====== TASK MATERIAL ======

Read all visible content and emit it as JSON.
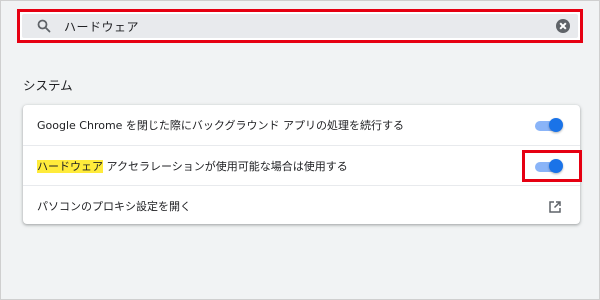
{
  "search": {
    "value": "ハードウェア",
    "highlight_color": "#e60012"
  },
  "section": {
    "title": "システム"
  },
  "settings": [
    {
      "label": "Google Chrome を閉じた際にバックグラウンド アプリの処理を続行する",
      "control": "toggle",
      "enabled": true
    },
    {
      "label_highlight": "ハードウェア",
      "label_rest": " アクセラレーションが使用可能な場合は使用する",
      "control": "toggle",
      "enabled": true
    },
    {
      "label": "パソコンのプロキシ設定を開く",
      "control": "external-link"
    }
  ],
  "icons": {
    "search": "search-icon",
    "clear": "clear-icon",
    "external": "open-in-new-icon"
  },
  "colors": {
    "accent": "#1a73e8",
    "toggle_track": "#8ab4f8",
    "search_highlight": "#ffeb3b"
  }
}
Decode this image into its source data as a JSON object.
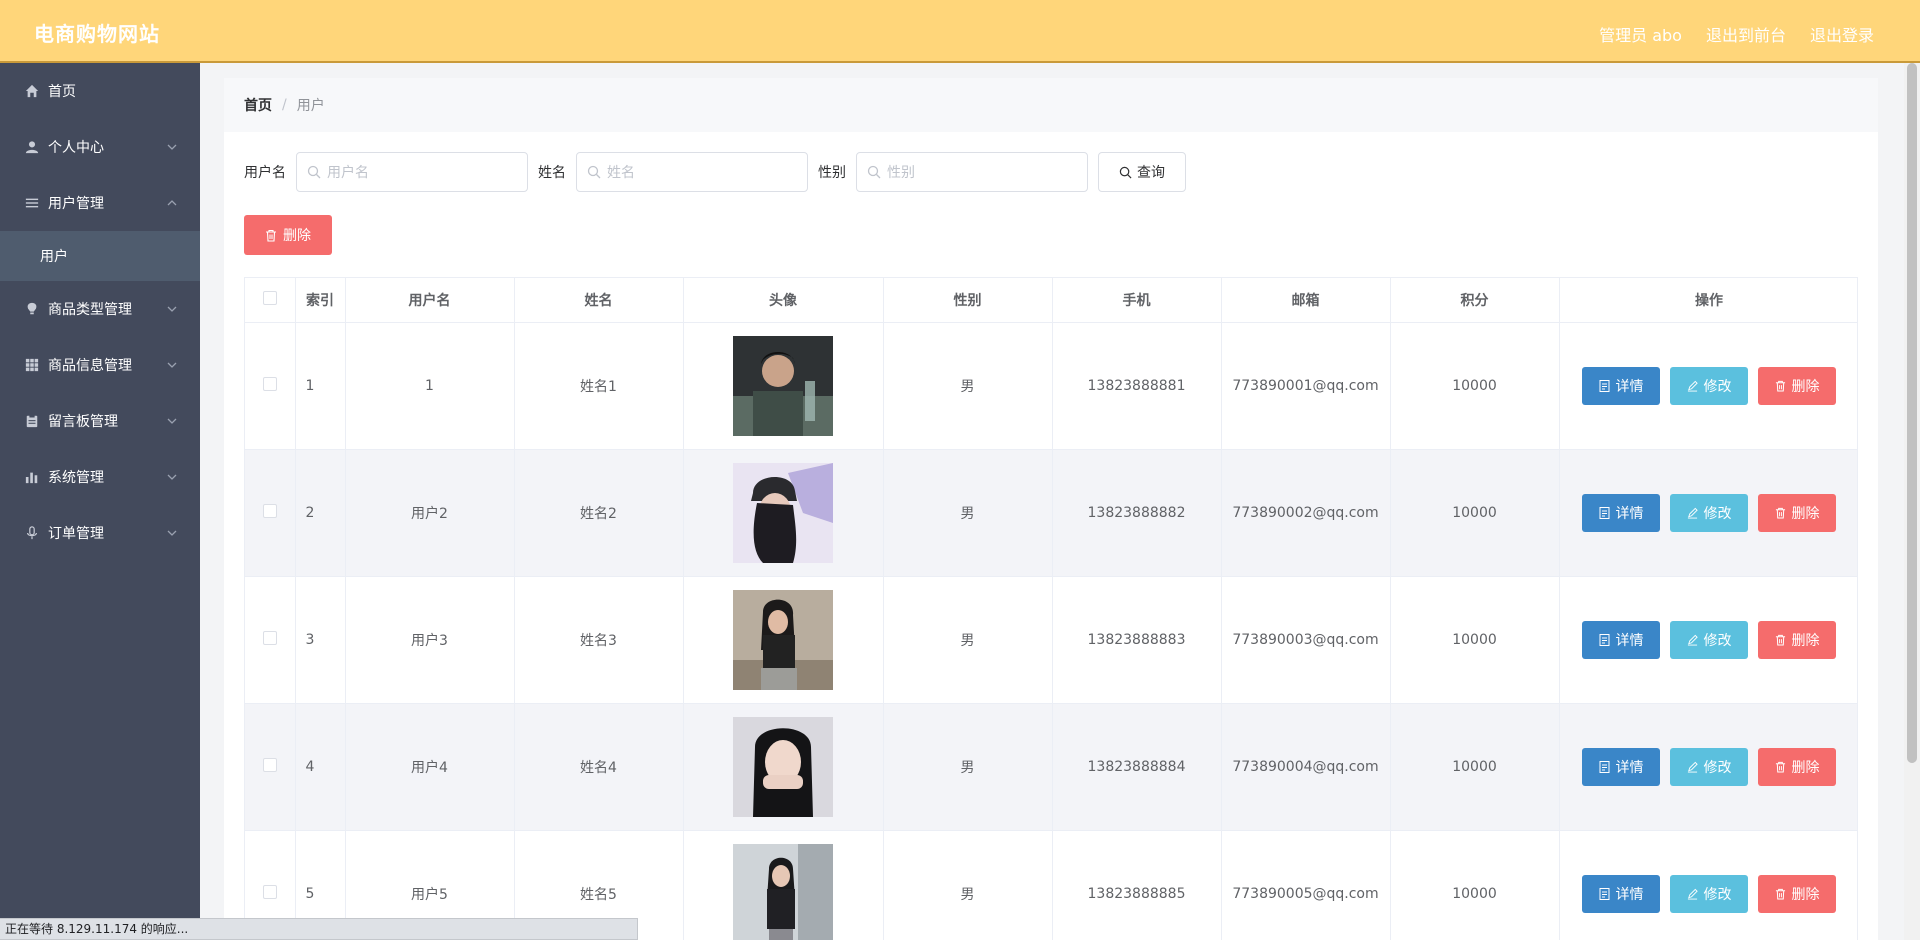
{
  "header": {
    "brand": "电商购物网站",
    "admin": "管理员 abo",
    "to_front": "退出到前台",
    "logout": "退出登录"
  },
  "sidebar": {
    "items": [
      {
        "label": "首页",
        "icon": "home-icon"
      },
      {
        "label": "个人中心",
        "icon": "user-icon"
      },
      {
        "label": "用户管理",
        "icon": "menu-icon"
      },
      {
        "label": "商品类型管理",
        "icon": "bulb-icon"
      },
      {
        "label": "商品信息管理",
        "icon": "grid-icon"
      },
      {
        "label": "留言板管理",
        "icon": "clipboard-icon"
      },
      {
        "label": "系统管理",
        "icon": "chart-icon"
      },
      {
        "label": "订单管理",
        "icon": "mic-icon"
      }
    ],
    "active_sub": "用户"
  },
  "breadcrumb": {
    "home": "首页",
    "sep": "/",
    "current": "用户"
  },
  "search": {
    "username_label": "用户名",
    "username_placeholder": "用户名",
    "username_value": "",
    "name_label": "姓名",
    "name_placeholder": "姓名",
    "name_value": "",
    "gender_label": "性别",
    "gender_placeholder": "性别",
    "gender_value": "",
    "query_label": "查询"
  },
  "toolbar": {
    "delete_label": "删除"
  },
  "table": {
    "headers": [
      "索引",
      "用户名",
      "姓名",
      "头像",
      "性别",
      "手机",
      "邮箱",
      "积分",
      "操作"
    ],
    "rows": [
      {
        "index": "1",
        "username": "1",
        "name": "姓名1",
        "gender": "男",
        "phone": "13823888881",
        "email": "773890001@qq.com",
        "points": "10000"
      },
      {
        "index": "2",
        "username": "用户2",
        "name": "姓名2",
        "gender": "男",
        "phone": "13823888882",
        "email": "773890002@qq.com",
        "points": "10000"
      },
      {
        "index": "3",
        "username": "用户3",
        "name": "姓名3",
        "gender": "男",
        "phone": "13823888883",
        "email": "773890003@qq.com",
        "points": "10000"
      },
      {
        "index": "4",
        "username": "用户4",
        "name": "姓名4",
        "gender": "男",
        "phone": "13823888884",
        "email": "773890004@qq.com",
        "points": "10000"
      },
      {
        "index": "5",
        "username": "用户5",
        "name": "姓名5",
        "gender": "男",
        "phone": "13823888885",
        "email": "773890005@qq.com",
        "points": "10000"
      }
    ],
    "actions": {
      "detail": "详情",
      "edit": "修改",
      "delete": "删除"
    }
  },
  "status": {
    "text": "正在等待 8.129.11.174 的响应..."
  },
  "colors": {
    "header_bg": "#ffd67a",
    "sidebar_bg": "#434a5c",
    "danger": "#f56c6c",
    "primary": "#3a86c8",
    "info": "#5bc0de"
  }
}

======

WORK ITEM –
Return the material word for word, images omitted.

SOLVED PROBLEM –
Read all visible content and emit it as JSON.
{
  "search": {
    "value": "ハードウェア",
    "highlight_color": "#e60012"
  },
  "section": {
    "title": "システム"
  },
  "settings": [
    {
      "label": "Google Chrome を閉じた際にバックグラウンド アプリの処理を続行する",
      "control": "toggle",
      "enabled": true
    },
    {
      "label_highlight": "ハードウェア",
      "label_rest": " アクセラレーションが使用可能な場合は使用する",
      "control": "toggle",
      "enabled": true
    },
    {
      "label": "パソコンのプロキシ設定を開く",
      "control": "external-link"
    }
  ],
  "icons": {
    "search": "search-icon",
    "clear": "clear-icon",
    "external": "open-in-new-icon"
  },
  "colors": {
    "accent": "#1a73e8",
    "toggle_track": "#8ab4f8",
    "search_highlight": "#ffeb3b"
  }
}
Decode this image into its source data as a JSON object.
{
  "header": {
    "brand": "电商购物网站",
    "admin": "管理员 abo",
    "to_front": "退出到前台",
    "logout": "退出登录"
  },
  "sidebar": {
    "items": [
      {
        "label": "首页",
        "icon": "home-icon"
      },
      {
        "label": "个人中心",
        "icon": "user-icon"
      },
      {
        "label": "用户管理",
        "icon": "menu-icon"
      },
      {
        "label": "商品类型管理",
        "icon": "bulb-icon"
      },
      {
        "label": "商品信息管理",
        "icon": "grid-icon"
      },
      {
        "label": "留言板管理",
        "icon": "clipboard-icon"
      },
      {
        "label": "系统管理",
        "icon": "chart-icon"
      },
      {
        "label": "订单管理",
        "icon": "mic-icon"
      }
    ],
    "active_sub": "用户"
  },
  "breadcrumb": {
    "home": "首页",
    "sep": "/",
    "current": "用户"
  },
  "search": {
    "username_label": "用户名",
    "username_placeholder": "用户名",
    "username_value": "",
    "name_label": "姓名",
    "name_placeholder": "姓名",
    "name_value": "",
    "gender_label": "性别",
    "gender_placeholder": "性别",
    "gender_value": "",
    "query_label": "查询"
  },
  "toolbar": {
    "delete_label": "删除"
  },
  "table": {
    "headers": [
      "索引",
      "用户名",
      "姓名",
      "头像",
      "性别",
      "手机",
      "邮箱",
      "积分",
      "操作"
    ],
    "rows": [
      {
        "index": "1",
        "username": "1",
        "name": "姓名1",
        "gender": "男",
        "phone": "13823888881",
        "email": "773890001@qq.com",
        "points": "10000"
      },
      {
        "index": "2",
        "username": "用户2",
        "name": "姓名2",
        "gender": "男",
        "phone": "13823888882",
        "email": "773890002@qq.com",
        "points": "10000"
      },
      {
        "index": "3",
        "username": "用户3",
        "name": "姓名3",
        "gender": "男",
        "phone": "13823888883",
        "email": "773890003@qq.com",
        "points": "10000"
      },
      {
        "index": "4",
        "username": "用户4",
        "name": "姓名4",
        "gender": "男",
        "phone": "13823888884",
        "email": "773890004@qq.com",
        "points": "10000"
      },
      {
        "index": "5",
        "username": "用户5",
        "name": "姓名5",
        "gender": "男",
        "phone": "13823888885",
        "email": "773890005@qq.com",
        "points": "10000"
      }
    ],
    "actions": {
      "detail": "详情",
      "edit": "修改",
      "delete": "删除"
    }
  },
  "status": {
    "text": "正在等待 8.129.11.174 的响应..."
  },
  "colors": {
    "header_bg": "#ffd67a",
    "sidebar_bg": "#434a5c",
    "danger": "#f56c6c",
    "primary": "#3a86c8",
    "info": "#5bc0de"
  }
}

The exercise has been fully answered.